#### [Stored data]
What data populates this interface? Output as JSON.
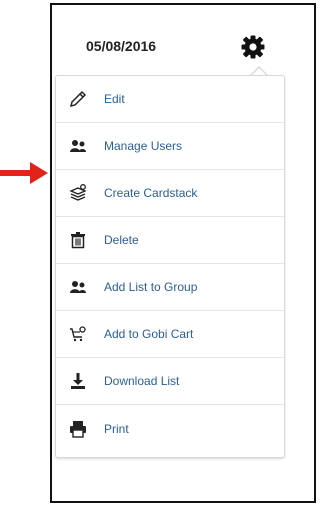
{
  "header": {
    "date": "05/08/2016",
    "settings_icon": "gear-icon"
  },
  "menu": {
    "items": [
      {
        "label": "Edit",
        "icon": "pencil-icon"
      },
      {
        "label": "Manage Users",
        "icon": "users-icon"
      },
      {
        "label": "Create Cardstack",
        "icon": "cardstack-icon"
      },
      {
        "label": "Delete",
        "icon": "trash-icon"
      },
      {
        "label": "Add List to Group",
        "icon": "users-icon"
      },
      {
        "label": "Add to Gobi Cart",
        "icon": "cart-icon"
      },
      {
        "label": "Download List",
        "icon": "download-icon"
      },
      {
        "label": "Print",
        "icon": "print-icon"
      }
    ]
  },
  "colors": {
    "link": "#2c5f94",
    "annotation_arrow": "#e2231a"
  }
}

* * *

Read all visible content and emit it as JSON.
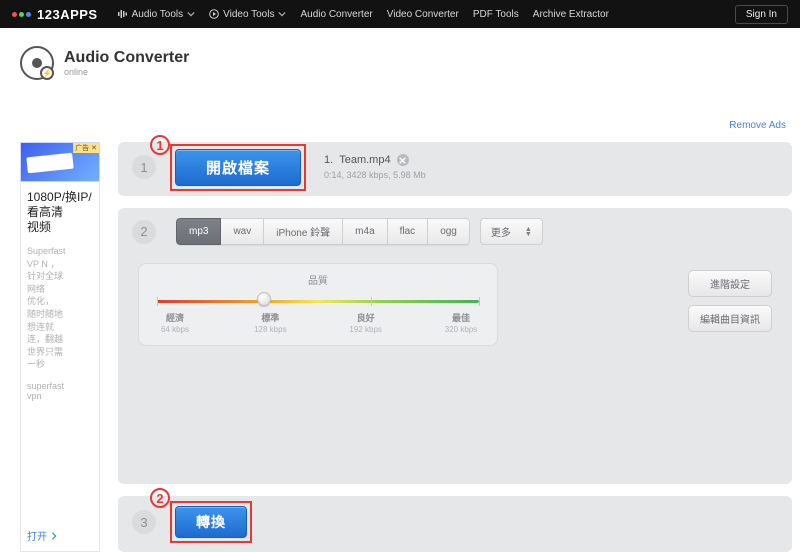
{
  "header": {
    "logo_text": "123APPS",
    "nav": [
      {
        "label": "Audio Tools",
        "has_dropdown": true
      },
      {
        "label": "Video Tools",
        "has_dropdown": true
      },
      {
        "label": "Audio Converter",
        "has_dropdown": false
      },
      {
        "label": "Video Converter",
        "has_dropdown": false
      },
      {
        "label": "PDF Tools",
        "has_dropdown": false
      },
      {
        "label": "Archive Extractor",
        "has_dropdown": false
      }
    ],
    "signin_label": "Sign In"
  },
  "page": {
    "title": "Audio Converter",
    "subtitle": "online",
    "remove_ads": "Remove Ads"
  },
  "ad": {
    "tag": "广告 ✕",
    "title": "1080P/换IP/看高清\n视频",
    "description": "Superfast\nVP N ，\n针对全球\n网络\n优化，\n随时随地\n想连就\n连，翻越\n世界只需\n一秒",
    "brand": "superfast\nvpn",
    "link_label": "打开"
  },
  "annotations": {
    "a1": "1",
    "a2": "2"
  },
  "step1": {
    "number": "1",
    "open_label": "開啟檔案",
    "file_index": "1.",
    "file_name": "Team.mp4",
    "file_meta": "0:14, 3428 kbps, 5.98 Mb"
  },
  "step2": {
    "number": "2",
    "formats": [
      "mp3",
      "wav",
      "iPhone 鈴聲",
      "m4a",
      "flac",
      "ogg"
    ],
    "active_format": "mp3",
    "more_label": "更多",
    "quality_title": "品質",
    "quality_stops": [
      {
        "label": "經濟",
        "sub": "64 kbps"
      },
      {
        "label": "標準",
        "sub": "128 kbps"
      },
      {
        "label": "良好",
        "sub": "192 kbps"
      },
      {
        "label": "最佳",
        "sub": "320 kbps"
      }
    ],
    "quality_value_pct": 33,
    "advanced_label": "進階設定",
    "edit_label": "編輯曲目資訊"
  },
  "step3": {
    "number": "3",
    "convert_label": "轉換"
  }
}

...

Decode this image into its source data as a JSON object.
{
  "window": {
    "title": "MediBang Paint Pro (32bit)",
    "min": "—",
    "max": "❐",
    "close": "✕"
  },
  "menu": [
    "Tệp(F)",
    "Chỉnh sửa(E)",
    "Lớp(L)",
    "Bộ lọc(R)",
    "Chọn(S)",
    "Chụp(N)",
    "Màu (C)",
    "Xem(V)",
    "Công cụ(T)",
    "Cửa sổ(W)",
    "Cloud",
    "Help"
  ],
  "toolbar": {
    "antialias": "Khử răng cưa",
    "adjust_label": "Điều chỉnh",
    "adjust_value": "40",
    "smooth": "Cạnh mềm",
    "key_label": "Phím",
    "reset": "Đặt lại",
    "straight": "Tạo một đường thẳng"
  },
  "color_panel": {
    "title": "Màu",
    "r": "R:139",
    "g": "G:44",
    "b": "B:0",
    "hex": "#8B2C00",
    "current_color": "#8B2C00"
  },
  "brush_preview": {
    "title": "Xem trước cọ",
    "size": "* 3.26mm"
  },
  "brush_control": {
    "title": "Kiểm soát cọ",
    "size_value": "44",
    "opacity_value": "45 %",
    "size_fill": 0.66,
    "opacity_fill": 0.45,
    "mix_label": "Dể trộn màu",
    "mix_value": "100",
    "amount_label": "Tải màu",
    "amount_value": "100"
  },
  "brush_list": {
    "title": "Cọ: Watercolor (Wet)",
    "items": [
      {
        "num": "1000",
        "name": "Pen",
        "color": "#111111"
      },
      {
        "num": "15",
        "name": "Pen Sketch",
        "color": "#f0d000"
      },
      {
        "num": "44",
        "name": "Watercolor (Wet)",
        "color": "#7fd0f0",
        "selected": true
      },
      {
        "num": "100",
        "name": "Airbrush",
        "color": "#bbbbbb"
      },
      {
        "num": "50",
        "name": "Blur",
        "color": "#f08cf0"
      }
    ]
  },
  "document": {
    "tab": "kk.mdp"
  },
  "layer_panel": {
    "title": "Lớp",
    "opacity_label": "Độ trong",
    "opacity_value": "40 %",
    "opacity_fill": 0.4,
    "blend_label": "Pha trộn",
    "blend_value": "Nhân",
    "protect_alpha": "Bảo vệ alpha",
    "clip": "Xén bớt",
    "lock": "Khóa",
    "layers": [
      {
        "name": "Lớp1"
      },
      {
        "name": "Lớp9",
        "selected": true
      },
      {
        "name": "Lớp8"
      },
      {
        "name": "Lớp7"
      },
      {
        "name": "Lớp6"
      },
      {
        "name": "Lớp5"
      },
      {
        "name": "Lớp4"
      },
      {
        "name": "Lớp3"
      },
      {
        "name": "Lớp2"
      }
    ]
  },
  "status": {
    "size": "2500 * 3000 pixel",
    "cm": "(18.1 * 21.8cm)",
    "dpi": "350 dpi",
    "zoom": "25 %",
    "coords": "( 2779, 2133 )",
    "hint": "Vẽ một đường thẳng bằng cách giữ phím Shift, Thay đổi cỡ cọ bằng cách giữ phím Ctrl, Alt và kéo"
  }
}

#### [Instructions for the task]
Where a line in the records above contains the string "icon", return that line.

#### [Written response]
    "settings_icon": "gear-icon"
        "icon": "pencil-icon"
        "icon": "users-icon"
        "icon": "cardstack-icon"
        "icon": "trash-icon"
        "icon": "users-icon"
        "icon": "cart-icon"
        "icon": "download-icon"
        "icon": "print-icon"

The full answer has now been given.